[THE DATA Boundary: Start]

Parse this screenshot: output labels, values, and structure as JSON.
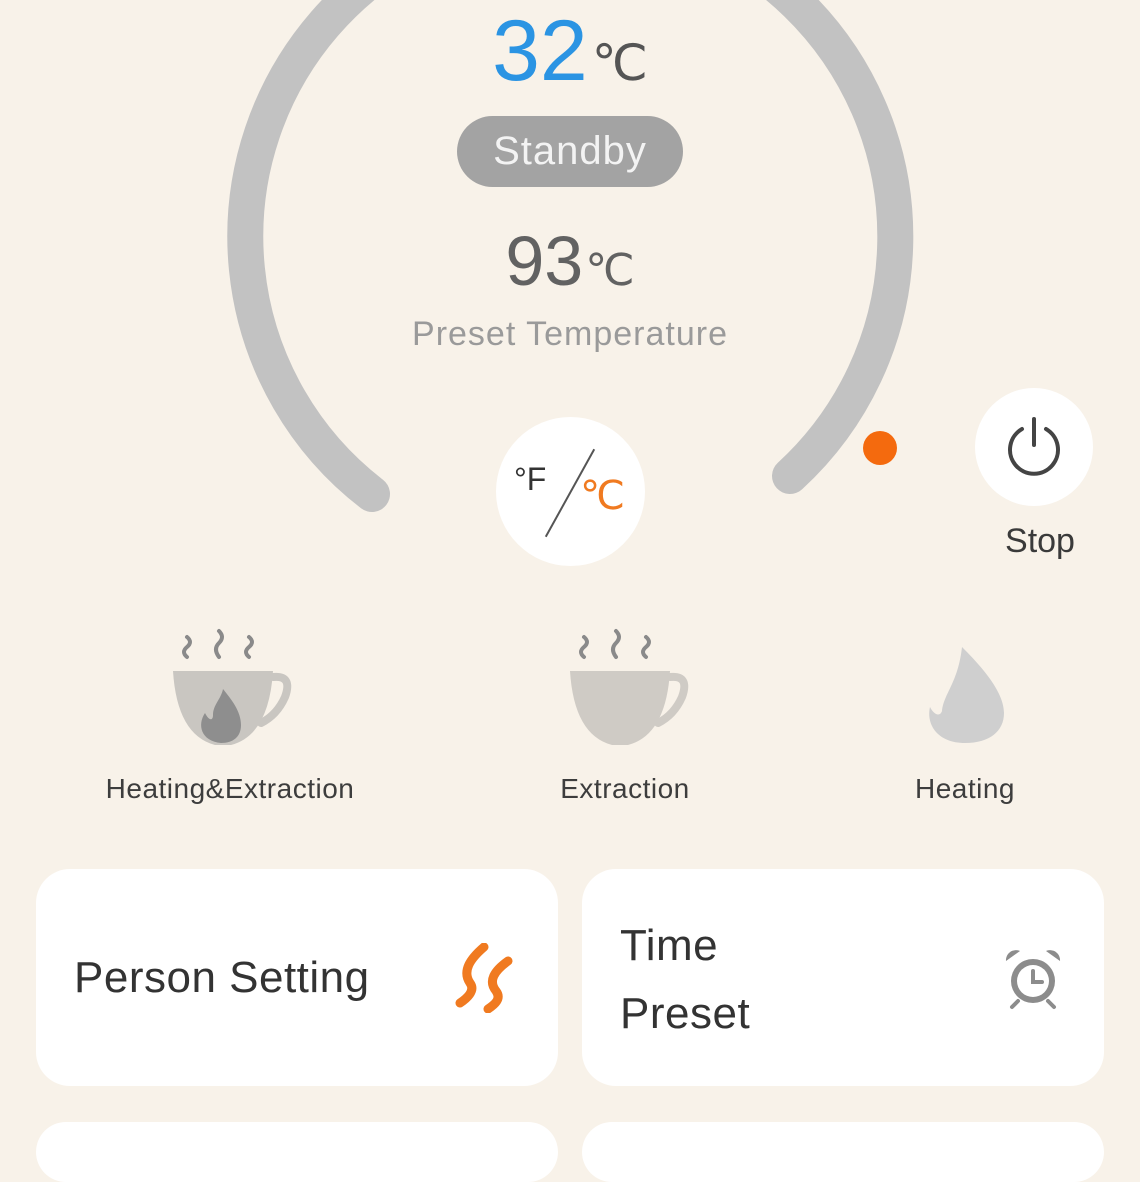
{
  "thermostat": {
    "current_temp": "32",
    "current_unit": "℃",
    "status": "Standby",
    "preset_temp": "93",
    "preset_unit": "℃",
    "preset_label": "Preset Temperature",
    "unit_toggle": {
      "fahrenheit": "°F",
      "celsius": "℃"
    },
    "stop_label": "Stop"
  },
  "modes": [
    {
      "label": "Heating&Extraction",
      "icon": "cup-with-flame-icon"
    },
    {
      "label": "Extraction",
      "icon": "cup-icon"
    },
    {
      "label": "Heating",
      "icon": "flame-icon"
    }
  ],
  "cards": [
    {
      "title": "Person Setting",
      "icon": "heat-waves-icon"
    },
    {
      "title_line1": "Time",
      "title_line2": "Preset",
      "icon": "alarm-clock-icon"
    }
  ],
  "colors": {
    "background": "#f8f2e9",
    "accent_blue": "#2b94e3",
    "accent_orange": "#f07a20",
    "dial_track": "#c2c2c2",
    "status_pill": "#a3a3a3"
  }
}
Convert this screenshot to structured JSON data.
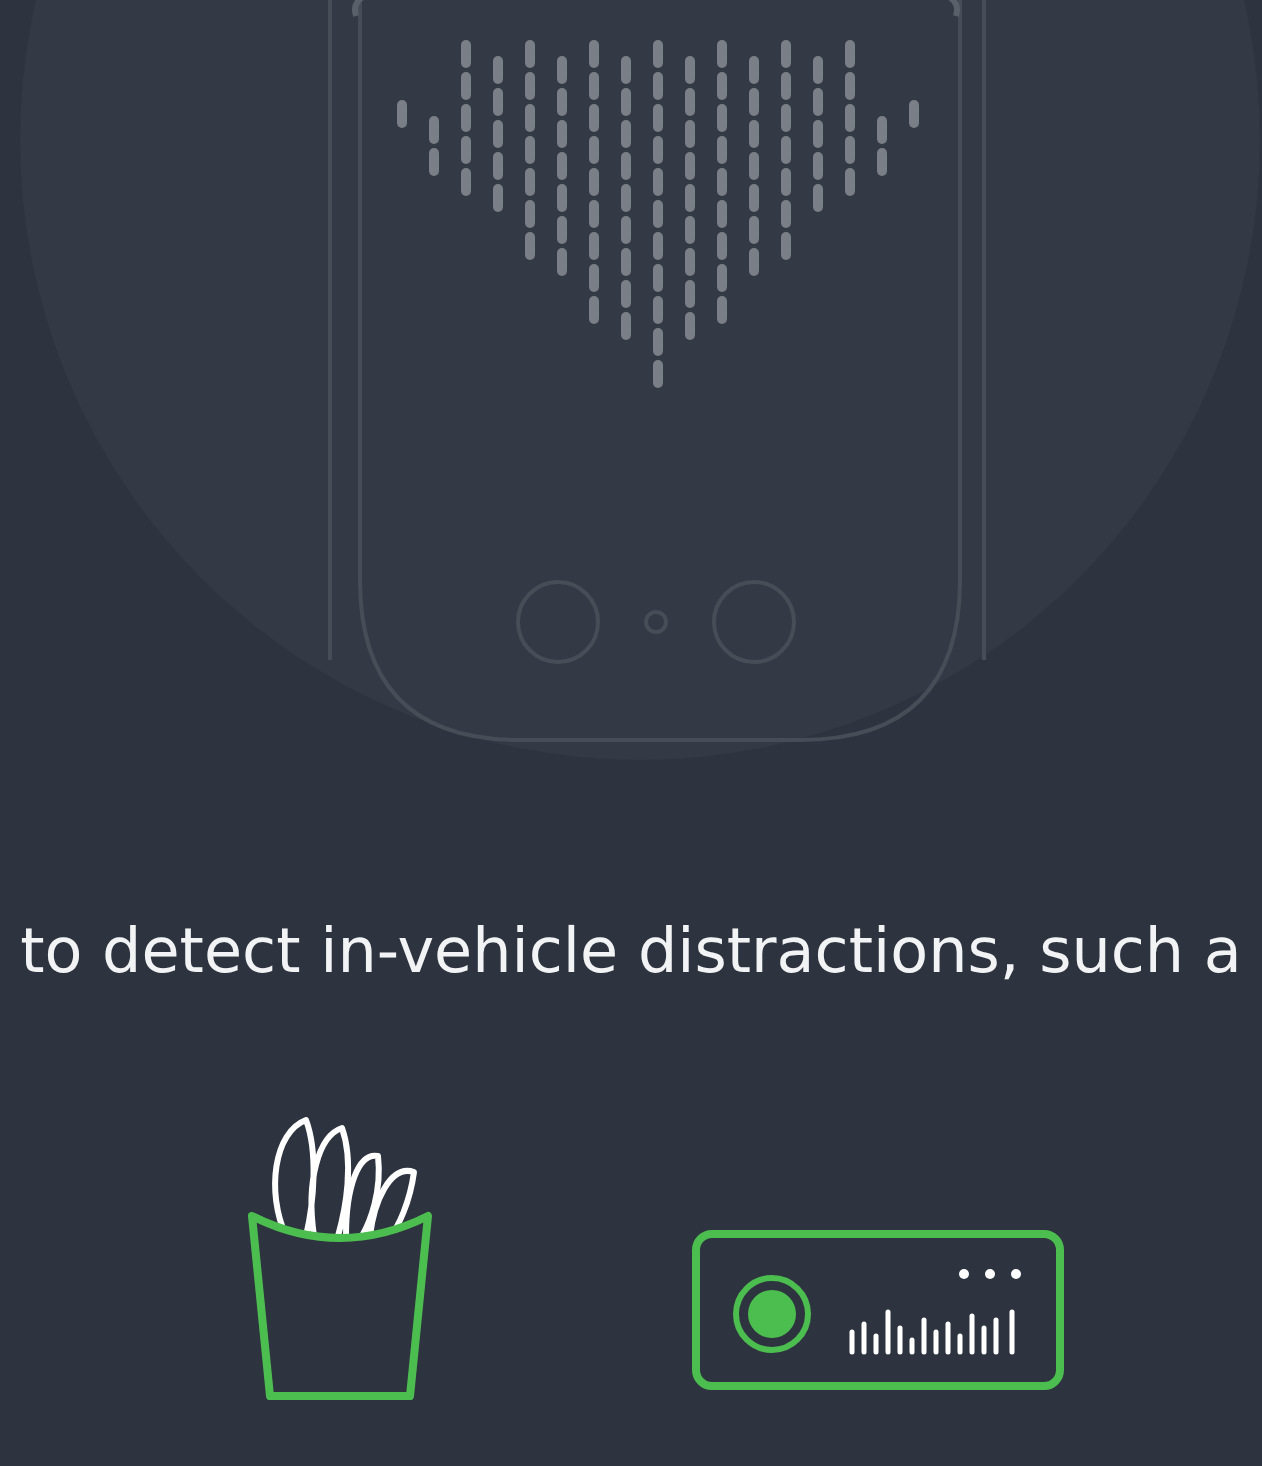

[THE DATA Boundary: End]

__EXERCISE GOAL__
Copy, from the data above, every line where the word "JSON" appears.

__ANSWER SPACE__
Parse this screenshot: output labels, values, and structure as JSON.
Convert this screenshot to structured JSON data.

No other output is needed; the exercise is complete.